*** Opening of RECORDS FOR THIS EXERCISE ***

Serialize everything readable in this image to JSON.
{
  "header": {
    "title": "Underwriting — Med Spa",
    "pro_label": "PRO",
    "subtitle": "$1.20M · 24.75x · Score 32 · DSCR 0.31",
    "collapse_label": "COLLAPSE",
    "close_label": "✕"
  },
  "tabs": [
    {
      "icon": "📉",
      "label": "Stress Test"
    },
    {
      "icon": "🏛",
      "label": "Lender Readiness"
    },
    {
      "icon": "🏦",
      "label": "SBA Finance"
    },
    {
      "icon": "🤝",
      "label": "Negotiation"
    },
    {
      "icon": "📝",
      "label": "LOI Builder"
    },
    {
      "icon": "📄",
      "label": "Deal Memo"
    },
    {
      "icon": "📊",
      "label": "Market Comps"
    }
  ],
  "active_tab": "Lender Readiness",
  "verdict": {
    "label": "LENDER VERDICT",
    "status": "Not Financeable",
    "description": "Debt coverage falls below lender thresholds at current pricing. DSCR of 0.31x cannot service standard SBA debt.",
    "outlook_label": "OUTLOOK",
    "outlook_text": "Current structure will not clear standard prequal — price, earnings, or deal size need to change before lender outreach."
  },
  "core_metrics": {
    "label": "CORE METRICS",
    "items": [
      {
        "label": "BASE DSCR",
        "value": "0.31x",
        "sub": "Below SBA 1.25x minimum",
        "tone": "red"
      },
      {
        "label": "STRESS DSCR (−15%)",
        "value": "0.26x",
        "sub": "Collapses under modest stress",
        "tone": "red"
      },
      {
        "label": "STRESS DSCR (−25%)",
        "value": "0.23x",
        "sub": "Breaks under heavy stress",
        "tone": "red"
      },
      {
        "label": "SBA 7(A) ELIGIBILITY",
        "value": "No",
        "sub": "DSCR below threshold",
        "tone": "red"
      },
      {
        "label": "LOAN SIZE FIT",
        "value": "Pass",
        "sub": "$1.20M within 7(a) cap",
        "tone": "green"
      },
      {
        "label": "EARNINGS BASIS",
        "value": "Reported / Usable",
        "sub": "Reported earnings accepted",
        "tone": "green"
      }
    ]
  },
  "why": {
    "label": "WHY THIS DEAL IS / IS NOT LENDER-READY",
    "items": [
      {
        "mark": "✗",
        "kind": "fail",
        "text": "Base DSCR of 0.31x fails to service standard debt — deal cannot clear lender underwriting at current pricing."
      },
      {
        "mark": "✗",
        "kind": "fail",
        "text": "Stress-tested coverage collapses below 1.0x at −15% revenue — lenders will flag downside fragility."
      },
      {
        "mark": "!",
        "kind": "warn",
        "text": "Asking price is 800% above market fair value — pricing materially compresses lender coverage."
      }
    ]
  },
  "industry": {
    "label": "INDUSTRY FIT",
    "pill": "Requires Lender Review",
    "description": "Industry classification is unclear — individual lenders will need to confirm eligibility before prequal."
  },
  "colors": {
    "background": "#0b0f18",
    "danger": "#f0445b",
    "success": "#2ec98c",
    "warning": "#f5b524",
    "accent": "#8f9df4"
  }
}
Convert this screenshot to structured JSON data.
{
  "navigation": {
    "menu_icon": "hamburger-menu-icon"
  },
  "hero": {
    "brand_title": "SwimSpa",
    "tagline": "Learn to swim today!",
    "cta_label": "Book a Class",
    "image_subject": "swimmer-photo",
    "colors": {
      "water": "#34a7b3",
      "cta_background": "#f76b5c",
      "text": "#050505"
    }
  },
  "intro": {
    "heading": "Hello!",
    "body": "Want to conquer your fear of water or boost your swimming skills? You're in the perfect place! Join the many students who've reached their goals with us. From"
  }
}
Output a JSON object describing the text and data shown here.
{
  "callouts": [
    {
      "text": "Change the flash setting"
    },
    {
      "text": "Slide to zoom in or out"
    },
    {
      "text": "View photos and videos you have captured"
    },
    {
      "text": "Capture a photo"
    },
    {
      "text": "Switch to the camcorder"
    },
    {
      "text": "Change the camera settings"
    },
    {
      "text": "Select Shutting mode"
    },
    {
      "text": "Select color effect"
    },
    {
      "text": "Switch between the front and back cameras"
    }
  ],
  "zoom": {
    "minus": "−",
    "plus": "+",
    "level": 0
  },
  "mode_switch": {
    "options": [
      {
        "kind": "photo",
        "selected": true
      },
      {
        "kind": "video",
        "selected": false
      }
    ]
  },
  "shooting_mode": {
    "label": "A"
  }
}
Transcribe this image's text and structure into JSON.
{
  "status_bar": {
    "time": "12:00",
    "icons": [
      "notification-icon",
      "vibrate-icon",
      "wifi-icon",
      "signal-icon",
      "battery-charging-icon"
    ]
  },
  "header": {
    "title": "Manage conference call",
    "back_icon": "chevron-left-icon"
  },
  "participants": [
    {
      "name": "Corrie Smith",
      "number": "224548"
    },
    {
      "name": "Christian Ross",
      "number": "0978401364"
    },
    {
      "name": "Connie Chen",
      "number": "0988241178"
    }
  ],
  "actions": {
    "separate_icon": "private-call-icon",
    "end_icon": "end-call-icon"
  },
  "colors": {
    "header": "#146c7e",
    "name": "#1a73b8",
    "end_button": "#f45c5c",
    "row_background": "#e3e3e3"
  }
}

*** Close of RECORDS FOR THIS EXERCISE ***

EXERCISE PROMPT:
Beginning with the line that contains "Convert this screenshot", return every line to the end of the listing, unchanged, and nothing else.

TASK RESPONSE:
Convert this screenshot to structured JSON data.
{
  "navigation": {
    "menu_icon": "hamburger-menu-icon"
  },
  "hero": {
    "brand_title": "SwimSpa",
    "tagline": "Learn to swim today!",
    "cta_label": "Book a Class",
    "image_subject": "swimmer-photo",
    "colors": {
      "water": "#34a7b3",
      "cta_background": "#f76b5c",
      "text": "#050505"
    }
  },
  "intro": {
    "heading": "Hello!",
    "body": "Want to conquer your fear of water or boost your swimming skills? You're in the perfect place! Join the many students who've reached their goals with us. From"
  }
}
Output a JSON object describing the text and data shown here.
{
  "callouts": [
    {
      "text": "Change the flash setting"
    },
    {
      "text": "Slide to zoom in or out"
    },
    {
      "text": "View photos and videos you have captured"
    },
    {
      "text": "Capture a photo"
    },
    {
      "text": "Switch to the camcorder"
    },
    {
      "text": "Change the camera settings"
    },
    {
      "text": "Select Shutting mode"
    },
    {
      "text": "Select color effect"
    },
    {
      "text": "Switch between the front and back cameras"
    }
  ],
  "zoom": {
    "minus": "−",
    "plus": "+",
    "level": 0
  },
  "mode_switch": {
    "options": [
      {
        "kind": "photo",
        "selected": true
      },
      {
        "kind": "video",
        "selected": false
      }
    ]
  },
  "shooting_mode": {
    "label": "A"
  }
}
Transcribe this image's text and structure into JSON.
{
  "status_bar": {
    "time": "12:00",
    "icons": [
      "notification-icon",
      "vibrate-icon",
      "wifi-icon",
      "signal-icon",
      "battery-charging-icon"
    ]
  },
  "header": {
    "title": "Manage conference call",
    "back_icon": "chevron-left-icon"
  },
  "participants": [
    {
      "name": "Corrie Smith",
      "number": "224548"
    },
    {
      "name": "Christian Ross",
      "number": "0978401364"
    },
    {
      "name": "Connie Chen",
      "number": "0988241178"
    }
  ],
  "actions": {
    "separate_icon": "private-call-icon",
    "end_icon": "end-call-icon"
  },
  "colors": {
    "header": "#146c7e",
    "name": "#1a73b8",
    "end_button": "#f45c5c",
    "row_background": "#e3e3e3"
  }
}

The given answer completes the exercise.